BUTLER COUNTY (KDKA) – A steady stream of customers filed into Shenot Farms in Wexford Monday, looking for the first corn of the season from local farms.
But one thing customers there didn’t see was locally grown peaches, thanks to the nasty winter.
“That was just too much for peaches,” said Ed Shenot with Shenot Farm and Market. “It froze the buds for this season. We don’t have one peach.”
Shenot isn’t alone either.
Reed Soergel’s peach orchard is in Butler County.
“We plan on a bushel to a bushel and a half a tree on this type of system,” Soergel said.
But this year, they say they didn’t get any fruit either.
In fact, Soergel says apricots and cherries took it hard too.
“We’re going to have to try to bring some peaches in,” Soergel said.
But that will mean a higher price.
And it’s the more recent weather that Soergel says is a concern on the farm and in backyard gardens.
“All the diseases spread with rain,” Soergel said. “And those spores are in with water, so every time it rains, those spores spread.”
Experts say something called late bright is coming our way.
“It’s one of those, you go to bed and your tomato plant looks good and you come out in the morning and it’s completely dead.”
So Soergel says don’t wait until you see a problem.
“You’re going to want to put your protectants on the tomatoes and potatoes now,” Soergel said.
Soergel says he thinks he’ll have tomatoes and Shenot says he’s not too worried about his crop either.
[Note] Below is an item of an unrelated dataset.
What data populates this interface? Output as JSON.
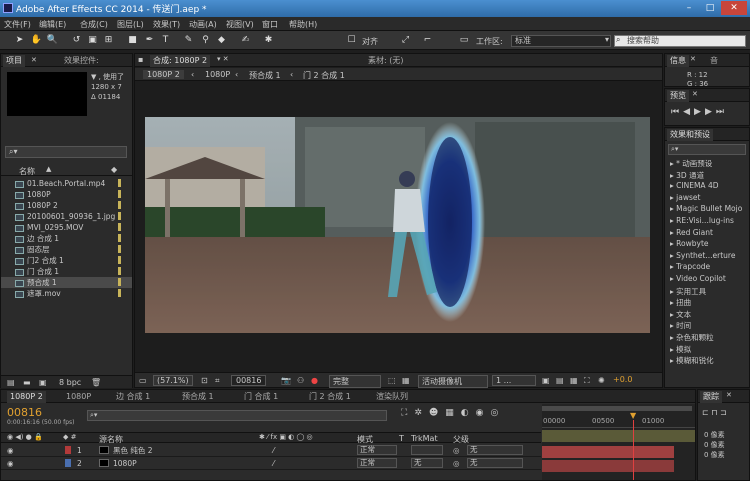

One final point, in addition to treating your tomatoes, Soergel says stake them and time them up. It gives them a better chance to fight the virus.